NIKOLA TESLA (1856-1943) is widely credited with being no less than the founding father of modern electrical technology, and a principal architect of our modern age.
His fame rivaled that of any other inventor or scientist in history, including Albert Einstein.
In 1893, he stunned the scientific world by demonstrating wireless energy transfer, to power electronic devices, and his plans for intercontinental wireless transmission of industrial electrical power.
By varying degrees, Tesla contributed to the formal establishment of the computer sciences, telecommunications, robotics, wireless remote control, the vacuum tube, the X-Ray, the fax machine, fluorescent and neon lighting, wireless telegraphy, television, radar, ballistic missiles, the induction motor, long-distance AC power distribution, giant electric turbines such as those employed at Niagara Falls and the Hoover Dam to generate hydroelectric power, particle-beam weaponry, and nuclear and theoretical physics.
His autobiography offers a fascinating glimpse into the brilliant and prescient mind of this flamboyant and trailblazing inventor.

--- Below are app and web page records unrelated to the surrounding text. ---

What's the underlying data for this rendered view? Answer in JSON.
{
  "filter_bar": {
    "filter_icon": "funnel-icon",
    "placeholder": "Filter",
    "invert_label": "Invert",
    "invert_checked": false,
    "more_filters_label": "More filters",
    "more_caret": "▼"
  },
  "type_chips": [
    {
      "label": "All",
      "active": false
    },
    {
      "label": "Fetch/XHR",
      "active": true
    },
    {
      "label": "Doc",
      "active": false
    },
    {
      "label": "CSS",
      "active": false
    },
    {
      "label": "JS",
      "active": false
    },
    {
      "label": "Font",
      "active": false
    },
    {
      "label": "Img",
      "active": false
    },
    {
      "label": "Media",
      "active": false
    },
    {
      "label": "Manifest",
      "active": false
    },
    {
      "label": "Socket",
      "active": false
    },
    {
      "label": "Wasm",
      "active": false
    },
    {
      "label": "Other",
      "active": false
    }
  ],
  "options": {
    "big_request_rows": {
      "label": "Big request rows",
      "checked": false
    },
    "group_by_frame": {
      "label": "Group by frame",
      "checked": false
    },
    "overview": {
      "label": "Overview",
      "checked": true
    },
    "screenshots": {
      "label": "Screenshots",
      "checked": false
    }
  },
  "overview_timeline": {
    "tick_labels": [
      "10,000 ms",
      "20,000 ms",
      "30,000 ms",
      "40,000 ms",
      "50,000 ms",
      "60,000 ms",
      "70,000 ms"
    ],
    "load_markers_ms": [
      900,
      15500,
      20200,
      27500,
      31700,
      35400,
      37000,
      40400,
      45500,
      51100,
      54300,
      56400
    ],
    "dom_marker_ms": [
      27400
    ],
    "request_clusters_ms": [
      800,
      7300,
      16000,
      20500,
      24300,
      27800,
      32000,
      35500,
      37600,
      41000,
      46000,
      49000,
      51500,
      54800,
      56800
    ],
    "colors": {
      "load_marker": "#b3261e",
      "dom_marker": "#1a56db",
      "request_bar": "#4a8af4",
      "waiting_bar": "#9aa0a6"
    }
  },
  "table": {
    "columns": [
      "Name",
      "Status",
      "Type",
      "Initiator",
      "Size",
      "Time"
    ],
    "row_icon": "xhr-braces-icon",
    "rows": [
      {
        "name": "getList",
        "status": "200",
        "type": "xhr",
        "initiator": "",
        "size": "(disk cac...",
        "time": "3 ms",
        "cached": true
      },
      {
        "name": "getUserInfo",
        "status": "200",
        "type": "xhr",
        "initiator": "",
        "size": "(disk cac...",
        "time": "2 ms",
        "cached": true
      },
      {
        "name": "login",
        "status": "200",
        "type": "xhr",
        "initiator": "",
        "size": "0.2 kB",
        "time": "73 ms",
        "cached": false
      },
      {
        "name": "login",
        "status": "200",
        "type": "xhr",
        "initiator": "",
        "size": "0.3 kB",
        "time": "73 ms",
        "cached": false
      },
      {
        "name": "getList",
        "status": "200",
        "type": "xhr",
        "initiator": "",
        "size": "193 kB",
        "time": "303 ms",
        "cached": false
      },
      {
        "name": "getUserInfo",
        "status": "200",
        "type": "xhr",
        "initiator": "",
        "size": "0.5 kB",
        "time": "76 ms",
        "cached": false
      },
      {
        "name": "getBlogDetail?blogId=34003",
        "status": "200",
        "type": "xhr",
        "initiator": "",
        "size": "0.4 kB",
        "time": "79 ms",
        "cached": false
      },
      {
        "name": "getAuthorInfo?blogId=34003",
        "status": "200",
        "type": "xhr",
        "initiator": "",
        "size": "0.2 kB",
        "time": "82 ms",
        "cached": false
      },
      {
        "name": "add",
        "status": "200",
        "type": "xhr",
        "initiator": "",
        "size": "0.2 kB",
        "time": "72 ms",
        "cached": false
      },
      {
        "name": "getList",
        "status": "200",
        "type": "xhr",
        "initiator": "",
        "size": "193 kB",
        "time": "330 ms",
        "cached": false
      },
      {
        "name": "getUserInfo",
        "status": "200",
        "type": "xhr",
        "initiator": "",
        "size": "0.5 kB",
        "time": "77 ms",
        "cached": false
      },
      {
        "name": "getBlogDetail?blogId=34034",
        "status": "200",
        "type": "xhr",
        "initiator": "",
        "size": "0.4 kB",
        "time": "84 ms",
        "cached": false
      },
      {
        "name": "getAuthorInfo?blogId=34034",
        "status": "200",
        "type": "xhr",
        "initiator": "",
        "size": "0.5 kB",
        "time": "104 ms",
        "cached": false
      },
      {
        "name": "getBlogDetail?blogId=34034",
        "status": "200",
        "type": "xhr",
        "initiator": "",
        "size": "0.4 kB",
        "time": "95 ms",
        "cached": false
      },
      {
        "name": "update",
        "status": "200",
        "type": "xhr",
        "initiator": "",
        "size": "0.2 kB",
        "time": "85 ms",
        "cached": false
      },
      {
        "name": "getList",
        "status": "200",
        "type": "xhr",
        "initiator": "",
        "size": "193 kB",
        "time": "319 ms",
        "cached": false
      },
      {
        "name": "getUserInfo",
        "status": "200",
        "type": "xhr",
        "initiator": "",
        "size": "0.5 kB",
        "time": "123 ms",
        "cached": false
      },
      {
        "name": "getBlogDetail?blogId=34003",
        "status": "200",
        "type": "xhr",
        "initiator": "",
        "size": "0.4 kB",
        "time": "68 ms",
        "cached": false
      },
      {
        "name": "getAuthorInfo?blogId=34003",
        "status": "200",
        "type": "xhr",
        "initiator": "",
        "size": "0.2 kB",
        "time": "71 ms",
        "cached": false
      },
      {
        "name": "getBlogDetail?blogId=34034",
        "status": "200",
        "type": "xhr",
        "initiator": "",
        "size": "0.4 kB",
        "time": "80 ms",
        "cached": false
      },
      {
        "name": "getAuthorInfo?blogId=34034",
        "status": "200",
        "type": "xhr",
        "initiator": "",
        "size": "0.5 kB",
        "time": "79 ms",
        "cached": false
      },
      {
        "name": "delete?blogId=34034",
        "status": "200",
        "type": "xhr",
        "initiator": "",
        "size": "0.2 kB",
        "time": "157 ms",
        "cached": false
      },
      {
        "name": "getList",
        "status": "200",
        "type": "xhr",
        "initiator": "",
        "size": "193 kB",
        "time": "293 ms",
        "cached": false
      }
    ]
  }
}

Further, it offers clues to the paralyzing mental instability that shadowed him throughout his career.